» Given records

-- Opening Marker --

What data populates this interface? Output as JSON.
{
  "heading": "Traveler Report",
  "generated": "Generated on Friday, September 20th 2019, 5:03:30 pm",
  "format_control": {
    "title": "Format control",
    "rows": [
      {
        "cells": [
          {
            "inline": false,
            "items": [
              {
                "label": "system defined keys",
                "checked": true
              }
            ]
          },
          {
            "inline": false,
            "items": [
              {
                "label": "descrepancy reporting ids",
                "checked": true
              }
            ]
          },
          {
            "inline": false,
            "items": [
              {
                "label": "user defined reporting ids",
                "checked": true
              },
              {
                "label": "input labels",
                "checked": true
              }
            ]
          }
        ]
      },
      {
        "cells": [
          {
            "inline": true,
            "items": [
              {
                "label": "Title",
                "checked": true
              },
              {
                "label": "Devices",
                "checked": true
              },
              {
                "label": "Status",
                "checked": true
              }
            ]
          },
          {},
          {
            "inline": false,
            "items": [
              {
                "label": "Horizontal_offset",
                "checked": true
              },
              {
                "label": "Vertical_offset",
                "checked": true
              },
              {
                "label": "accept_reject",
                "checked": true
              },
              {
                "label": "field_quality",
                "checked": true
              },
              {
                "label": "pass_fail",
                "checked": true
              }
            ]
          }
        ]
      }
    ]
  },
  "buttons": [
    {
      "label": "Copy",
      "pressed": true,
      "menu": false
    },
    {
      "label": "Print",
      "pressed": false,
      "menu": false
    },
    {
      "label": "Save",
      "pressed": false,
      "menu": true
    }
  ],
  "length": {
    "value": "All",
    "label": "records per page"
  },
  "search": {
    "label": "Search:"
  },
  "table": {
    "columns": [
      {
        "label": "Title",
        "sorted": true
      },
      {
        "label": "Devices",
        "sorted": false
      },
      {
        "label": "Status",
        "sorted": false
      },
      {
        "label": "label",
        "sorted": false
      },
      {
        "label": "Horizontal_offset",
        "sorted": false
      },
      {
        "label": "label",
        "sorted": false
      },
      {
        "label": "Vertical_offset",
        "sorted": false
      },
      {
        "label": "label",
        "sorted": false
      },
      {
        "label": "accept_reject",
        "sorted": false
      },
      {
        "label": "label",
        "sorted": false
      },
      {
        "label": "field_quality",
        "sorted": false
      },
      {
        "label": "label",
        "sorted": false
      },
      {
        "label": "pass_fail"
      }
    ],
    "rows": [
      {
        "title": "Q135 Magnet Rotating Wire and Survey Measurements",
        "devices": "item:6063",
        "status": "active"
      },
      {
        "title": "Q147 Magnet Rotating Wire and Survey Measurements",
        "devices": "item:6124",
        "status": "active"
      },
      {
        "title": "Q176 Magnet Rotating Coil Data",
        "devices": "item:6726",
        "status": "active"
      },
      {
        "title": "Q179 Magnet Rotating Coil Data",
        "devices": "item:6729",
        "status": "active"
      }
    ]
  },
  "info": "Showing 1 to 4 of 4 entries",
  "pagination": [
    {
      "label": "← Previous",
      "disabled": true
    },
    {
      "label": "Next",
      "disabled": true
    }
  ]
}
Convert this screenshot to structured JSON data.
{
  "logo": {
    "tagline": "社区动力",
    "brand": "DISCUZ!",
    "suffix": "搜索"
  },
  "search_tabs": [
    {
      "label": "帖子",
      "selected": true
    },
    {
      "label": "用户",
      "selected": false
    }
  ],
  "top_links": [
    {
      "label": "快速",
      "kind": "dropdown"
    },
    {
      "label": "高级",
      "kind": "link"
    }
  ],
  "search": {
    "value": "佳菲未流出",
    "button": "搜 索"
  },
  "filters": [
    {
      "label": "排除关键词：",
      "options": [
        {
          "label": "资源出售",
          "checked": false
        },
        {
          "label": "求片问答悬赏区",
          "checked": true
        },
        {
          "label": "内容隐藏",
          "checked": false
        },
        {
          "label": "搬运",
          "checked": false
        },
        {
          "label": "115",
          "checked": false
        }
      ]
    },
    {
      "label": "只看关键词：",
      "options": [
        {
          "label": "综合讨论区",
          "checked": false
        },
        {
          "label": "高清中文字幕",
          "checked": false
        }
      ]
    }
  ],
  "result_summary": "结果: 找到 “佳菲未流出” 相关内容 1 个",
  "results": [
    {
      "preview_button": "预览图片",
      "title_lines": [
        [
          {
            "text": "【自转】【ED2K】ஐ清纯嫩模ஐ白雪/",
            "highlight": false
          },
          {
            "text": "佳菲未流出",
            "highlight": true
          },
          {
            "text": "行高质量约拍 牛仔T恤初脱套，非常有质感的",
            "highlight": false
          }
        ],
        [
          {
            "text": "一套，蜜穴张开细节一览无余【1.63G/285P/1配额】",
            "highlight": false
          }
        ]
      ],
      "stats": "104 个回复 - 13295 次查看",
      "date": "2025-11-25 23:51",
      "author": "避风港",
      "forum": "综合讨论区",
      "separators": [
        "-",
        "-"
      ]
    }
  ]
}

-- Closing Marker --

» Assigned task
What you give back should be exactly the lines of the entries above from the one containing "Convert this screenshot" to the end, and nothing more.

» Output of the exercise
Convert this screenshot to structured JSON data.
{
  "logo": {
    "tagline": "社区动力",
    "brand": "DISCUZ!",
    "suffix": "搜索"
  },
  "search_tabs": [
    {
      "label": "帖子",
      "selected": true
    },
    {
      "label": "用户",
      "selected": false
    }
  ],
  "top_links": [
    {
      "label": "快速",
      "kind": "dropdown"
    },
    {
      "label": "高级",
      "kind": "link"
    }
  ],
  "search": {
    "value": "佳菲未流出",
    "button": "搜 索"
  },
  "filters": [
    {
      "label": "排除关键词：",
      "options": [
        {
          "label": "资源出售",
          "checked": false
        },
        {
          "label": "求片问答悬赏区",
          "checked": true
        },
        {
          "label": "内容隐藏",
          "checked": false
        },
        {
          "label": "搬运",
          "checked": false
        },
        {
          "label": "115",
          "checked": false
        }
      ]
    },
    {
      "label": "只看关键词：",
      "options": [
        {
          "label": "综合讨论区",
          "checked": false
        },
        {
          "label": "高清中文字幕",
          "checked": false
        }
      ]
    }
  ],
  "result_summary": "结果: 找到 “佳菲未流出” 相关内容 1 个",
  "results": [
    {
      "preview_button": "预览图片",
      "title_lines": [
        [
          {
            "text": "【自转】【ED2K】ஐ清纯嫩模ஐ白雪/",
            "highlight": false
          },
          {
            "text": "佳菲未流出",
            "highlight": true
          },
          {
            "text": "行高质量约拍 牛仔T恤初脱套，非常有质感的",
            "highlight": false
          }
        ],
        [
          {
            "text": "一套，蜜穴张开细节一览无余【1.63G/285P/1配额】",
            "highlight": false
          }
        ]
      ],
      "stats": "104 个回复 - 13295 次查看",
      "date": "2025-11-25 23:51",
      "author": "避风港",
      "forum": "综合讨论区",
      "separators": [
        "-",
        "-"
      ]
    }
  ]
}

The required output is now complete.